Sometimes, I feel like a robot.
Hardwired to plan and to adhere to that plan no matter what.
Even when Aaron and I embark on a day/night of fun, we likely have already thought about what we’re going to do days in advance. Sometimes weeks. Needless to say, spontaneity is not part of either of our DNAs.
Note: I’m not a scientist, and I acknowledge that I don’t think spontaneous behavior is actually part of our DNA.
How do you train yourself to allow events to unfold the day of? That sounds terrifying! What? I have to leave my calendar open to possibilities?
But, here’s where those with the “Judging” preference on the Myers-Briggs Type Indicator (MBTI) learn how to game the system.
That’s right: when it comes to dealing with the outside world, Aaron and I both have strong preferences for a structured and decided lifestyle (aka “Judging”). Do you think this has something to do with our desire for control?
It is important not to conflate the “Judging” preferences of the MBTI test with the act of “judgement.” It’s not about people; we’re talking process here and how we want to shape our lives.
Here’s a sample of statements that a person with a “Judging” preference connects with:
- I like to have things decided.
- I appear to be task oriented.
- I like to make lists of things to do. (!!!!!!!!!!!!!!!!!!!!!!!!)
- I like to get my work done before playing.
- I plan work to avoid rushing just before a deadline.
- Sometimes I focus so much on the goal that I miss new information.
If you’ve read other posts in my blog, or just know me, you’re likely saying: “Yep, that’s Katie.” I do enjoy a good rushing around before a deadline every now and again to make me feel young.
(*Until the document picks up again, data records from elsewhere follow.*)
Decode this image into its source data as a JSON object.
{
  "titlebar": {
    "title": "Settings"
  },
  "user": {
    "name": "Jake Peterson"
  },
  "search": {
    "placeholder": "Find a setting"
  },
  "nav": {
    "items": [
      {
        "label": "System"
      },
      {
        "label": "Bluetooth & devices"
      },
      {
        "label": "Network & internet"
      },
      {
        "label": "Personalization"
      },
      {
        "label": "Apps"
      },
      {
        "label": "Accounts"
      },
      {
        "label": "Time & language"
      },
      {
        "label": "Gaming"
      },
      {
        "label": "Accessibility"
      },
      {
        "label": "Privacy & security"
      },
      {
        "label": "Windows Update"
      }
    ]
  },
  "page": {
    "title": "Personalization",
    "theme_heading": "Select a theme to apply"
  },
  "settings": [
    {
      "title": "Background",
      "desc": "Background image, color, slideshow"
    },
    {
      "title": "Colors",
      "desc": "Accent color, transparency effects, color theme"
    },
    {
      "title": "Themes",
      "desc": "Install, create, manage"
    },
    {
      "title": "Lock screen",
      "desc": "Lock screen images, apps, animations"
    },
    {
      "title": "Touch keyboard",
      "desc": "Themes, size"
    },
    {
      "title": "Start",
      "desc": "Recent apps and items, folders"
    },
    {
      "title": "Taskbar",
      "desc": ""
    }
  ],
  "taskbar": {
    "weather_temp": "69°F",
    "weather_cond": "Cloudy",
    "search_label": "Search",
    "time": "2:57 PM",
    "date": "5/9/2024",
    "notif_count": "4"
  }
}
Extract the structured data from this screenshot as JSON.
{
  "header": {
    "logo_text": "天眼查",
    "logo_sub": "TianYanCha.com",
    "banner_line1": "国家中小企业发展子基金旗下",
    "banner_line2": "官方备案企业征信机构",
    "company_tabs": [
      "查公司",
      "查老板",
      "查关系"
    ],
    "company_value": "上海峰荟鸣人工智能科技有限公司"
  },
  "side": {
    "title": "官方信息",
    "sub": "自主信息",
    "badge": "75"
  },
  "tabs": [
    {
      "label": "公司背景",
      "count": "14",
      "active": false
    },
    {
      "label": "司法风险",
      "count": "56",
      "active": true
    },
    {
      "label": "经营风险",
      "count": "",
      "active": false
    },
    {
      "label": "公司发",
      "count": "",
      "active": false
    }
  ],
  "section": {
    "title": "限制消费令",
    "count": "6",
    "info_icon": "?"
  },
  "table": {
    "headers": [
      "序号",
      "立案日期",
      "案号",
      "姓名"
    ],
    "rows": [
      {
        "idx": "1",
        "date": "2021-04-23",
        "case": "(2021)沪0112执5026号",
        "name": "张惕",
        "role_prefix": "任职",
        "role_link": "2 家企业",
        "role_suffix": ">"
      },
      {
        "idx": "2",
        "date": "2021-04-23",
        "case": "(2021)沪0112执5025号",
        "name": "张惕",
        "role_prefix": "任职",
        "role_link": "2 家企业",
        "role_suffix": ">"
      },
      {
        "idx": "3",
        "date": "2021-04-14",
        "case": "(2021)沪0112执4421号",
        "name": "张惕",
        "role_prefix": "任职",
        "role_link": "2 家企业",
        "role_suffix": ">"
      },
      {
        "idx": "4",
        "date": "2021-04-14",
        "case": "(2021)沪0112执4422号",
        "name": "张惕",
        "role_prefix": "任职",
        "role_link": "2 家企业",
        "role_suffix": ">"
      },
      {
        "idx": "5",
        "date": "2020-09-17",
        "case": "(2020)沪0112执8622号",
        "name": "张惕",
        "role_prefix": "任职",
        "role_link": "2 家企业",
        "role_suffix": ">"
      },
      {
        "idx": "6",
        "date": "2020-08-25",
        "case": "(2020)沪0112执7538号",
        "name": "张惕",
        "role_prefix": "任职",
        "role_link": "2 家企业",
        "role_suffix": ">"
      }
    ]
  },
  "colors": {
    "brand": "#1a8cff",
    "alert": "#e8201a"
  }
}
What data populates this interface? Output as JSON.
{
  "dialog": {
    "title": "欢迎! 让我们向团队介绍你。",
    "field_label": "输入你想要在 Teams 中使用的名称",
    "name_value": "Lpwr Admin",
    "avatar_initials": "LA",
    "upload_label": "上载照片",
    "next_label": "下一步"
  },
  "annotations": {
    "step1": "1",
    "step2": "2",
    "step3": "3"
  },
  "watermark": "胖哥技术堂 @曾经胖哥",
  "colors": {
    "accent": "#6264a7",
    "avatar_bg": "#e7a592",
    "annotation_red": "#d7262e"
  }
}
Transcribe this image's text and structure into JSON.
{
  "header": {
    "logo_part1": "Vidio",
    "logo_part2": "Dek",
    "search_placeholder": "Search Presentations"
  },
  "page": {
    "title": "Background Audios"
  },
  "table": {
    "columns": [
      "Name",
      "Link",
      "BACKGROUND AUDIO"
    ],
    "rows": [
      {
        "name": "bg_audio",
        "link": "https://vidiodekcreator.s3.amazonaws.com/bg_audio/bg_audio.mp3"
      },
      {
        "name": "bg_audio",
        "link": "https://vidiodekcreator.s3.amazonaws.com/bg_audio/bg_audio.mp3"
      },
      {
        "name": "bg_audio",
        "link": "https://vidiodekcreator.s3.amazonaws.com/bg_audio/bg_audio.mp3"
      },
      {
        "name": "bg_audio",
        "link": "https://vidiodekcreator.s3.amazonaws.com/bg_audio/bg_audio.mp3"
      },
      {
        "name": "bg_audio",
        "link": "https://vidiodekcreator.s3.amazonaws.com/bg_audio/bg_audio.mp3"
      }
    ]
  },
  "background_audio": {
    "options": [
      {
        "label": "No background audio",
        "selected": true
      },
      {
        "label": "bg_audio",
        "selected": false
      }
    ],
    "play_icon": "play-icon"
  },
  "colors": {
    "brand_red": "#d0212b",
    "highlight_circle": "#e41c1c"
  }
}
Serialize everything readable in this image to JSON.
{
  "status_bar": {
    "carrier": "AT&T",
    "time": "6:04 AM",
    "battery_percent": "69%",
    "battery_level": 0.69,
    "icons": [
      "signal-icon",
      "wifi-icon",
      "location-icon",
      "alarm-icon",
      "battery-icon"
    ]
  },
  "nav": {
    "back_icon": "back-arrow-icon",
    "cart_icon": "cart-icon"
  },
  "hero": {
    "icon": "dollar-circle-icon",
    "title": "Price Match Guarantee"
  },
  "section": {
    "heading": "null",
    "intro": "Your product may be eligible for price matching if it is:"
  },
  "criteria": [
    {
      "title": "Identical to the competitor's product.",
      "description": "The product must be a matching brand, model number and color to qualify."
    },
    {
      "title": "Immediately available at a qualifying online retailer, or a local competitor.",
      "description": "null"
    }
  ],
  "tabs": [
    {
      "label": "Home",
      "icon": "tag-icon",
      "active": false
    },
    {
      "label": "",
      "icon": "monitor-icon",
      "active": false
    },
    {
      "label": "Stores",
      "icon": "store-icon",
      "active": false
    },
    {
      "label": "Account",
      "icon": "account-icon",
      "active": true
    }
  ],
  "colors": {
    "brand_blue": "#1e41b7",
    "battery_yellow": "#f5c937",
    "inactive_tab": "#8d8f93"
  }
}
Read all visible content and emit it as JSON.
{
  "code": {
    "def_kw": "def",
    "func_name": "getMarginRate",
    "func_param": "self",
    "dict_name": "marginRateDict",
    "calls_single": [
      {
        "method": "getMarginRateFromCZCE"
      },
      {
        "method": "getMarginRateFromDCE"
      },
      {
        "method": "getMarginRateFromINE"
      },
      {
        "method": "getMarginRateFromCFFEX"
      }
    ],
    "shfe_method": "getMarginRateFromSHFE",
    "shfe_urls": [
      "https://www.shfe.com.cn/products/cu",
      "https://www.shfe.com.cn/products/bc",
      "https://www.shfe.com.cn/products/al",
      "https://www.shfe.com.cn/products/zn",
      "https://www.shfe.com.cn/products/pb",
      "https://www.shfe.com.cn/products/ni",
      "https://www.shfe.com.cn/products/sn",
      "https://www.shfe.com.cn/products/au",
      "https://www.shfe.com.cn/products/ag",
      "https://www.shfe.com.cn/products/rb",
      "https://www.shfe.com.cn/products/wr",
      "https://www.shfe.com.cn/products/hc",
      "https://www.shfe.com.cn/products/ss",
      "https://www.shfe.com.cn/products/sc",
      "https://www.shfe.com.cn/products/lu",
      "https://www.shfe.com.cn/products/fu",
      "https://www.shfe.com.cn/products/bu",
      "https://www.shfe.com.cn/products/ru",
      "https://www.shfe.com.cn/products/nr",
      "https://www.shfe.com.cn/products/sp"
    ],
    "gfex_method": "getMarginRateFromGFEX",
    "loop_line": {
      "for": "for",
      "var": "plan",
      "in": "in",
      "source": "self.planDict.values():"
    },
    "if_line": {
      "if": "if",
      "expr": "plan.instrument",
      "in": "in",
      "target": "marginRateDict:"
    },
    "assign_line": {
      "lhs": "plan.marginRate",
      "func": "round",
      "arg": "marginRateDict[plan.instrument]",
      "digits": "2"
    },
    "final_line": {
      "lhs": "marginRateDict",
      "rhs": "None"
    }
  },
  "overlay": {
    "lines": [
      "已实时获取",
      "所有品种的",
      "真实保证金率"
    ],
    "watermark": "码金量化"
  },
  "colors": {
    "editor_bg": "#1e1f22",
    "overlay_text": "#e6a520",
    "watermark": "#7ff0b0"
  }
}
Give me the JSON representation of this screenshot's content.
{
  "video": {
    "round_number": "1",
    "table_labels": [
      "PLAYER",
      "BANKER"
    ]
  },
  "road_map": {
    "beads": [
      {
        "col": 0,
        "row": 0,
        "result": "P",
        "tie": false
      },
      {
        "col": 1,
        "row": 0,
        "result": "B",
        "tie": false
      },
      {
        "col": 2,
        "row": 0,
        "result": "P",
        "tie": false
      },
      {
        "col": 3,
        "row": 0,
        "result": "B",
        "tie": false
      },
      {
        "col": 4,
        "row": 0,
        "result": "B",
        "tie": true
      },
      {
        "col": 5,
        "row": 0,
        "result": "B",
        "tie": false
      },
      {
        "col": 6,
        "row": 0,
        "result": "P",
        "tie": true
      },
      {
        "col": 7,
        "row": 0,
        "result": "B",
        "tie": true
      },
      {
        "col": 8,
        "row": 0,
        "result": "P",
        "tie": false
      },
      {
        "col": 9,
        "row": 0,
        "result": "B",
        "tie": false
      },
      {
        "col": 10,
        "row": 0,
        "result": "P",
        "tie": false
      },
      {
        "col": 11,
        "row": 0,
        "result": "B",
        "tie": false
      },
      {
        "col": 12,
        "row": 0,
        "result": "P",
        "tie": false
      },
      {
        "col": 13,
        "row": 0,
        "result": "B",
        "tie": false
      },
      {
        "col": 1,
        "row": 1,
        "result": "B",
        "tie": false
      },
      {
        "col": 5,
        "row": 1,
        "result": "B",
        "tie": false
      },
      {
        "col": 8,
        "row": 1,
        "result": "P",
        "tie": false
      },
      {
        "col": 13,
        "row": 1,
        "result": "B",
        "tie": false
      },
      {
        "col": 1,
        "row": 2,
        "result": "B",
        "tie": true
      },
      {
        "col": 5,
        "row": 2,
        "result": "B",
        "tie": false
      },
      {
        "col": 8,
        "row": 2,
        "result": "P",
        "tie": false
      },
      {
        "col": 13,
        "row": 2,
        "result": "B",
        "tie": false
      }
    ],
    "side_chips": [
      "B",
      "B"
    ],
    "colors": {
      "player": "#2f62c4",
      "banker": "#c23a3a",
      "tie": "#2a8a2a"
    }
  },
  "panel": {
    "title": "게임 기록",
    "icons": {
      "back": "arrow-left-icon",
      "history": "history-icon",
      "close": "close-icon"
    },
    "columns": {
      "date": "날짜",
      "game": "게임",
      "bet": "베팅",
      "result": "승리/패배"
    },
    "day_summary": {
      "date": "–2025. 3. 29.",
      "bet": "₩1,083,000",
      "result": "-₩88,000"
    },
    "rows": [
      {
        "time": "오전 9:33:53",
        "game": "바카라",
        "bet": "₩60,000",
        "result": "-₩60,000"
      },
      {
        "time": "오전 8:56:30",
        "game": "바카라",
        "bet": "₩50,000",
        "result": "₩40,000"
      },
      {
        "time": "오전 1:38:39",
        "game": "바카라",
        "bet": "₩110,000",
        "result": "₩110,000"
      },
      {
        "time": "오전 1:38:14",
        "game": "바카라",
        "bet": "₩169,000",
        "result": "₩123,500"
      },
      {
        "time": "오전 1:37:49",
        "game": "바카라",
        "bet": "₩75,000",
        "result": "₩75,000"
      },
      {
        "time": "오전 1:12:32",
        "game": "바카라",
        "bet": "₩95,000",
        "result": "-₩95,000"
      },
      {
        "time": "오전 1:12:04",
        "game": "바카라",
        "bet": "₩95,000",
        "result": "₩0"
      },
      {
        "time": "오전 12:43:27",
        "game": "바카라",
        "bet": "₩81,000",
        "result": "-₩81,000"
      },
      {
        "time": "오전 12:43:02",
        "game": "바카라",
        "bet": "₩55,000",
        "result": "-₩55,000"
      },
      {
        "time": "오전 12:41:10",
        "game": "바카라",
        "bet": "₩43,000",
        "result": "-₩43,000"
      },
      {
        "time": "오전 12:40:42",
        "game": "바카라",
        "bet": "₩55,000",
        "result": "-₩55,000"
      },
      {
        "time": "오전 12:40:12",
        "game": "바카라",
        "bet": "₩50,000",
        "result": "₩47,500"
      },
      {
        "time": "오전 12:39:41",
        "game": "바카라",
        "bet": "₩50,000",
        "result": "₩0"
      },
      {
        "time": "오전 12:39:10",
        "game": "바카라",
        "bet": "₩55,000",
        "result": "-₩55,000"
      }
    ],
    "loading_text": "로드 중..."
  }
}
Ultimately, if I can knock things out weeks in advance, I’m as happy as a clam.
“So, like, clenched up tight, full of grit, and if you get pried open you’ll die?” — Tina Fay as Andrea of The Unbreakable Kimmy Schmidt
As two solutions-oriented, goal-setting people, Aaron and I drew on the inspiration of others and created a BOO:
Consider it a baby-step in our path to freeing ourselves from the confines of our decision-oriented default modes. The BOO contains scraps of paper with places, activities, and ideas to break us from routines and challenge us to explore our city, state, and selves.
Last Saturday, we took BOO for its first spin, and out came a place: the Atomic Fern in downtown Durham (a social club, aka bar with games). Alright, we were going to go. But what would we do beforehand?
Fortunately, we didn’t have to put ourselves in the position to plan that either. My friend Molly bravely took the stage with other amazing women for:
That’s right: the incredibly amazing Molly took the stage to perform comedy for the first time. And, she killed it.
Her invitation broadened the possibilities for our night of spontaneity. We knew we would go to the Pinhook. We knew that we would visit the Atomic Fern. But in what order? And would there be other stops? ENDLESS OPTIONS!
At one point before we headed downtown, Aaron started to inquire about where we would eat. I shut it down (nicely, of course). “Let’s see where the night takes us!” (Hopefully not to a place where we wake up among plastic pink flamingos. That never seems to be a good sign if movies/TV are telling the truth).
Photo evidence above: here we are, at The Atomic Fern, playing the addictive “I Spy” rip-off game “Spot It.” WE DID IT!
It was one of the most fun evenings we’ve ever had together. What’s the lesson learned? Spontaneity rules.
Now, when can we schedule our next date to be spontaneous? We’re booked next weekend…and the following…maybe mid-March?